Furthermore, mining contributes little to the economy. Mining is not a huge employment generator. MGB data show that the total employment contribution of mining is only at 234,000 in 2015 or 0.6% of total employment in the country.

To increase the benefit of mining, the government should collect royalties from all mining operations and ensure that the rate of the royalty will guarantee fair share to the Filipino people as owner of the resource. The fair share we receive from the mining industry should also take into account the social and environmental costs of extraction.

Incentives awarded to companies should also be rationalized. In 2013 alone, the government lost around P3 billion due to income tax holidays granted to seven mining companies. The awarding of these fiscal incentives is not even linked to the performance of the companies.

The government should formulate policies that will maximize the economic benefits of its minerals. Indonesia banned the export of raw ore and imposed a stiff tax if raw ore is exported to encourage companies to process the minerals in Indonesia and develop its downstream sector. Bulk of our minerals is exported as raw ore. We do not have an established downstream sector. We can further maximize the value of our minerals if we link mining to manufacturing and require the processing of raw ore in the country.
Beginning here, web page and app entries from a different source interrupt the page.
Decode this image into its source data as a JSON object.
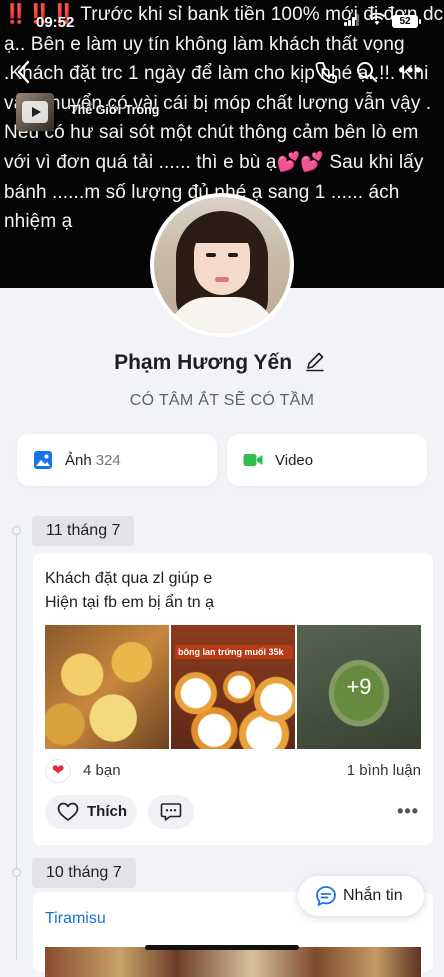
{
  "status_bar": {
    "time": "09:52",
    "battery": "52"
  },
  "cover": {
    "text": "‼️‼️‼️ Trước khi sỉ bank tiền 100% mới đi đơn dc ạ.. Bên e làm uy tín không làm khách thất vọng .Khách đặt trc 1 ngày để làm cho kịp nhé ạ..!!. Khi vận chuyển có vài cái bị móp chất lượng vẫn vậy . Nếu có hư sai sót một chút thông cảm bên lò em với vì đơn quá tải ...... thì e bù ạ💕💕 Sau khi lấy bánh ......m số lượng đủ nhé ạ sang 1 ...... ách nhiệm ạ",
    "music_label": "Thế Giới Trong",
    "more_icon": "more-dots-icon"
  },
  "profile": {
    "name": "Phạm Hương Yến",
    "bio": "CÓ TÂM ẮT SẼ CÓ TẦM"
  },
  "media_buttons": {
    "photos_label": "Ảnh",
    "photos_count": "324",
    "video_label": "Video"
  },
  "timeline": {
    "date_1": "11 tháng 7",
    "date_2": "10 tháng 7"
  },
  "post_1": {
    "text": "Khách đặt qua zl giúp e\nHiện tại fb em bị ẩn tn ạ",
    "photo_2_caption": "bông lan trứng muối 35k",
    "more_photos": "+9",
    "reaction_count": "4 bạn",
    "comment_count": "1 bình luận",
    "like_label": "Thích"
  },
  "post_2": {
    "link_text": "Tiramisu"
  },
  "message_button": {
    "label": "Nhắn tin"
  },
  "colors": {
    "accent": "#1a6fd6",
    "background": "#f2f3f7",
    "heart": "#e02b3c"
  }
}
In addition to the issue of fair share is the share of local governments from the extraction of resources in their area. According to the Code, local governments get 40% of the proceeds from the utilization of national wealth. Unfortunately, local governments do not get their share from mining in a timely manner. Local governments also have no mechanism to monitor if they are receiving what is actually due them. The concerned government agencies have reviewed this, hopefully, the incoming administration will be able to ensure that share from national wealth will be released in a timely manner and that LGUs will have mechanisms to monitor the release of their share.


Another important question is how the extraction of non-renewable resources will benefit future generations. Other countries have established a resource fund to manage the proceeds from mining and ensure that their utilization benefits not only the present but future generations as well. The closest we have to a resource fund is the Malampaya fund. However, because of lack of transparency and accountability, the fund was abused. It also has very limited features.

Countries usually set up an independent board to manage the resource fund. Only a portion of the proceeds from extractives is used for the annual budget. The significant portion of the proceeds is invested so that the money will grow and will benefit future generation. A popular version of the resource fund is the Sovereign Wealth Fund of Norway.

We also have very limited monitoring of how the proceeds from mining are being spent. In other countries like Botswana, proceeds from the extractive sector are invested in education. Our Local Government Code (LGC) requires LGUs to invest their share from national wealth to local development, livelihood projects, and lowering the cost of electricity in the LGU. The Commission on Audit (CoA) Memorandum in 2014 stated that it will audit the LGUs regarding how they spend their share from national wealth according to the LGC. This is a welcome development, but I have yet to see a CoA report that has implemented this.

In addition, money allocated to LGUs should be disaggregated so that communities can participate in the budgeting and monitoring processes to ensure that money is properly spent.

By itself, responsible mining, which can mean many things to different stakeholders, will just be hollow rhetoric. The reality is that natural resource management in the country is characterized by corruption, poor governance, and agency capture. There are serious governance reforms that we have to consider in ensuring that mining benefits the people. The challenge for the current administration is to champion and institutionalize the genuine reforms in the mining sector.